§ Problem details
Scan the entries line by line and return those with "rhyderdghouse".

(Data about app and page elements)
====

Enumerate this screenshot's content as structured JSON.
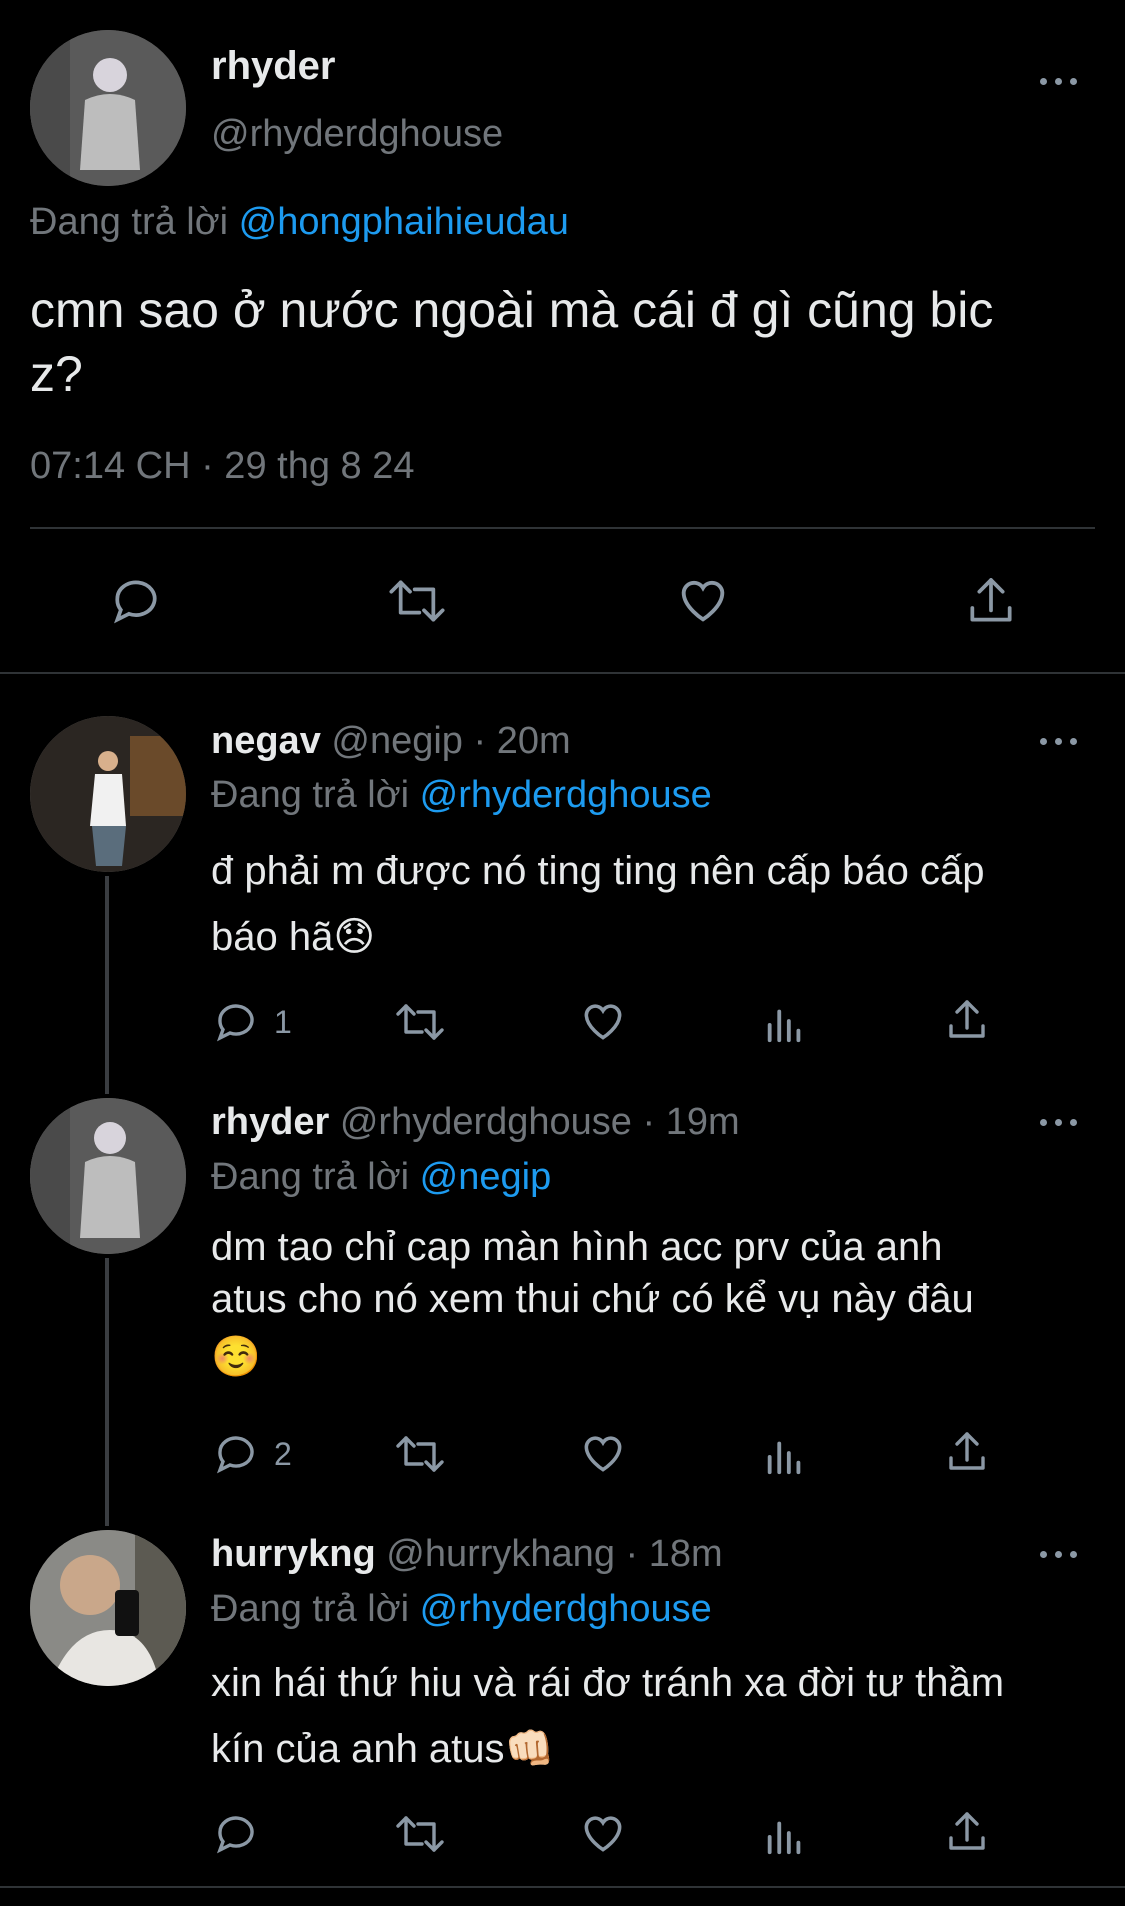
{
  "main_tweet": {
    "name": "rhyder",
    "handle": "@rhyderdghouse",
    "reply_prefix": "Đang trả lời",
    "reply_to": "@hongphaihieudau",
    "text_line1": "cmn sao ở nước ngoài mà cái đ gì cũng bic",
    "text_line2": "z?",
    "timestamp": "07:14 CH · 29 thg 8 24"
  },
  "replies": [
    {
      "name": "negav",
      "meta": "@negip · 20m",
      "reply_prefix": "Đang trả lời",
      "reply_to": "@rhyderdghouse",
      "line1": "đ phải m được nó ting ting nên cấp báo cấp",
      "line2": "báo hã",
      "emoji": "😞",
      "reply_count": "1"
    },
    {
      "name": "rhyder",
      "meta": "@rhyderdghouse · 19m",
      "reply_prefix": "Đang trả lời",
      "reply_to": "@negip",
      "line1": "dm tao chỉ cap màn hình acc prv của anh",
      "line2": "atus cho nó xem thui chứ có kể vụ này đâu",
      "emoji": "☺️",
      "reply_count": "2"
    },
    {
      "name": "hurrykng",
      "meta": "@hurrykhang · 18m",
      "reply_prefix": "Đang trả lời",
      "reply_to": "@rhyderdghouse",
      "line1": "xin hái thứ hiu và rái đơ tránh xa đời tư thầm",
      "line2": "kín của anh atus",
      "emoji": "👊🏻",
      "reply_count": ""
    }
  ],
  "icons": {
    "reply": "reply-icon",
    "retweet": "retweet-icon",
    "like": "heart-icon",
    "views": "views-icon",
    "share": "share-icon",
    "more": "more-icon"
  },
  "colors": {
    "background": "#000000",
    "text": "#e7e9ea",
    "secondary": "#71767b",
    "link": "#1d9bf0",
    "divider": "#2f3336"
  }
}
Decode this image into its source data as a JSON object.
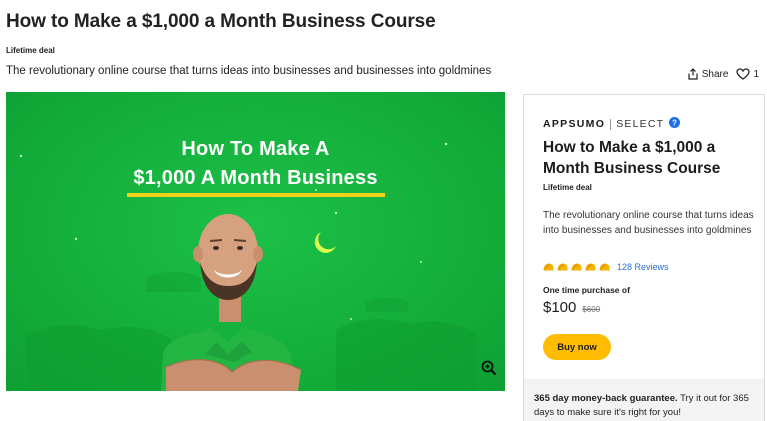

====

§ Output below
    "handle": "@rhyderdghouse",
      "reply_to": "@rhyderdghouse",
      "meta": "@rhyderdghouse · 19m",
      "reply_to": "@rhyderdghouse",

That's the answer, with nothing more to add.